One of the questions that remains unanswered is how exactly the EU can help Montenegro with the situation. Ana Pisonero reminds that the framework of the Economic and Investment Plan for the Western Balkans, presented in October last year, is aiming to mobilise up to €9 billion for the reagion.
“We are confident that with the Economic and Investment Plan the EU can offer the best possible conditions for major infrastructure investments in the Western Balkans. We are providing a mix of grants, guarantees and preferential loans from International Financing Institutions, such as the EIB and EBRD. This will help governments in the region to get best value for money for ‘future-proof’ investments”, Pisonero says.
Tena Prelec, Research Fellow at the University of Oxford and member of the Balkans in Europe Policy Advisory Group (BiEPAG), says that the EU does have the instruments to help Montenegro and that it should step in.

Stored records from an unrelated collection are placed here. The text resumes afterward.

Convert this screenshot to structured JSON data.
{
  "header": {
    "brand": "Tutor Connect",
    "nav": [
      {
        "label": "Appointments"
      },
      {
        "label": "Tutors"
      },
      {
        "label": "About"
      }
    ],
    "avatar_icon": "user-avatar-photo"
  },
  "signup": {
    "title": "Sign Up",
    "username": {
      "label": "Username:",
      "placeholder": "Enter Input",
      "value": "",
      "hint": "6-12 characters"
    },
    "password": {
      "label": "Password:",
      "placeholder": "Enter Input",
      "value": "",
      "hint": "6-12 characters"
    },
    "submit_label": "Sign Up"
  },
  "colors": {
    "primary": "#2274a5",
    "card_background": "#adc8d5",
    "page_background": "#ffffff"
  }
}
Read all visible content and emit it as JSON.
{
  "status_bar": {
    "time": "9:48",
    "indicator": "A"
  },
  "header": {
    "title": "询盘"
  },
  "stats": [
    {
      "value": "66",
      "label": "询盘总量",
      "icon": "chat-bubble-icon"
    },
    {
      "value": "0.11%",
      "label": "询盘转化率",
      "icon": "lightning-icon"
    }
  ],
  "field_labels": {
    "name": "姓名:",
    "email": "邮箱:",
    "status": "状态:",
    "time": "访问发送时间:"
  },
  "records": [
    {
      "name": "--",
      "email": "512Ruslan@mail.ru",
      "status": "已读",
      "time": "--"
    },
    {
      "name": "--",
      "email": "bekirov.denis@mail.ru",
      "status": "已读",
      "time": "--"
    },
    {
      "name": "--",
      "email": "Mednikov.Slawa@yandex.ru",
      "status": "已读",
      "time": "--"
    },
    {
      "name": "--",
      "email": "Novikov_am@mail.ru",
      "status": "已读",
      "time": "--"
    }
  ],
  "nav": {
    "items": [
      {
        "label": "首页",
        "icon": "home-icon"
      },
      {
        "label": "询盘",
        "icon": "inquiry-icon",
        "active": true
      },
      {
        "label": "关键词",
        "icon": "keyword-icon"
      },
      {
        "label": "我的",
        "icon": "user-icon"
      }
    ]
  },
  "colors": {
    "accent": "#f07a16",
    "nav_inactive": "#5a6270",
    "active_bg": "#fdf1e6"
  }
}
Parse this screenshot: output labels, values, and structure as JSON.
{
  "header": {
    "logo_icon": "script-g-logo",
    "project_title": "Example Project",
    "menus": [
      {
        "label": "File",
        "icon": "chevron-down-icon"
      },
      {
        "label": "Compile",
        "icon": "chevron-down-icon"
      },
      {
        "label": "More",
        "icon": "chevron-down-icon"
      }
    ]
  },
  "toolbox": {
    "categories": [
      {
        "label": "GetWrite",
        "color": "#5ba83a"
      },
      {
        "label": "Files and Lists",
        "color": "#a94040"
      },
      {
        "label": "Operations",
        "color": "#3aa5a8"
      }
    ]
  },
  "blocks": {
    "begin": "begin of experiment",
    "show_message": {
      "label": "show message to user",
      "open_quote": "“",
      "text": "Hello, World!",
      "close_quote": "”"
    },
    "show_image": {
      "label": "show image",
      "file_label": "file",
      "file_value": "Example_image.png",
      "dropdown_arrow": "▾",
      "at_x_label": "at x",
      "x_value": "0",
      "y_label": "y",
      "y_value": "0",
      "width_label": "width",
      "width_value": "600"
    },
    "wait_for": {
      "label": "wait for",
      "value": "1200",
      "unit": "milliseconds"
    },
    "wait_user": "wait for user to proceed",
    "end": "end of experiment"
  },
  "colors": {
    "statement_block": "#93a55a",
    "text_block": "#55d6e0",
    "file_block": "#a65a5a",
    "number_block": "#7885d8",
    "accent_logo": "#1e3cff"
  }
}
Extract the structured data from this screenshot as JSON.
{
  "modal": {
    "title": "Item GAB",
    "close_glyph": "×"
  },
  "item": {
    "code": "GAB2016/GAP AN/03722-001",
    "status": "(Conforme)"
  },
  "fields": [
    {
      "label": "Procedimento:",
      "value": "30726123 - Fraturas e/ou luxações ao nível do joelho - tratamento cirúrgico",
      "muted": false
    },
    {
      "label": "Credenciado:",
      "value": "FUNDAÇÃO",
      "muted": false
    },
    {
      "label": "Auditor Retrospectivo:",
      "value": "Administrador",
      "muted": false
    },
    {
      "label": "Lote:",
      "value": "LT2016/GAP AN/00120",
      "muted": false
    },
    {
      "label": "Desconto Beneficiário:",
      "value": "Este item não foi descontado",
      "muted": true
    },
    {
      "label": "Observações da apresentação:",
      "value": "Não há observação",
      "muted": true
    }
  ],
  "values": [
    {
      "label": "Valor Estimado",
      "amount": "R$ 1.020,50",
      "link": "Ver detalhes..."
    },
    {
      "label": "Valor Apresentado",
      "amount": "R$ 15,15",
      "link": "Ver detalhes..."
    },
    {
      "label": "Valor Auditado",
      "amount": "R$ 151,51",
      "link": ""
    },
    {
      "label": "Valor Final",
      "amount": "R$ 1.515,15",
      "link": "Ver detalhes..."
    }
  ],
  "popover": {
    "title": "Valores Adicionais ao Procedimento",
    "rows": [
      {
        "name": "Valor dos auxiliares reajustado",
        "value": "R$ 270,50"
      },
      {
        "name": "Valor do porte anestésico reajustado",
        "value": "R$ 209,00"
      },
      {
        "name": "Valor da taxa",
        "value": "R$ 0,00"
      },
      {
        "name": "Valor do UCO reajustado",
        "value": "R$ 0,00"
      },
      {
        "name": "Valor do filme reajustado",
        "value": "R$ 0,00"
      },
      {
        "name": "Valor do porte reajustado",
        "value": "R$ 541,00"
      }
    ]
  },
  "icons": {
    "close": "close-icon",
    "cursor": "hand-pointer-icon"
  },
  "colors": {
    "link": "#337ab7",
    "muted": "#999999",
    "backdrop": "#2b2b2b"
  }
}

“Montenegro is in the EU’s backyard: it would be, finally, a concrete way to show that the EU is indeed ‘a player, a true geostrategic actor, [and not] just the playground’, (a quote by HR Borrell) by taking a constructive stance in its immediate neighborhood. There are lots of European agencies that can provide the loan to repay the Chinese. It is only $1bn, whereas the EU banking system is flush with liquidity at the moment. For instance, the European Investment Bank (EIB) could step in. If not, I do not see why a consortium of EU banks cannot step in to give the loan”, Prelec says for EWB.
Professor Florian Bieber of the University of Graz, coordinator of the Balkans in Europe Policy Advisory Group (BiEPAG), says for our portal that he understands the underlying logic of the EU not wanting to refinance external loans it had warned against.
“The obvious risk what is called moral hazard, if one can get out of bad loans, governments might be more likely to take them”, Bieber says.
However, he still believes that this will be a missed opportunity if any assistance was to be denied.
“First, the government of Montenegro is different from the one that signed the loan. In fact, several parties from the current coalition have been very critical of the project from the beginning. It is thus not helpful to leave the new government stuck with the deal, especially considering the problematic democratic environment under which the previous government took the decision. Second, if the EU considers itself as a geopolitical actor, it should have a strong interest in not having a country in the Western Balkans strongly dependent and indebted to China for reasons of geopolitical influence and the ability of China to use the leverage domestically. It is thus in the self-interest of the EU to break such dependencies. Finally, it helps to restore the support for reforms and trust in the EU, rather than alienate Montenegro. Altogether, it is an opportunity missed”, Bieber concludes.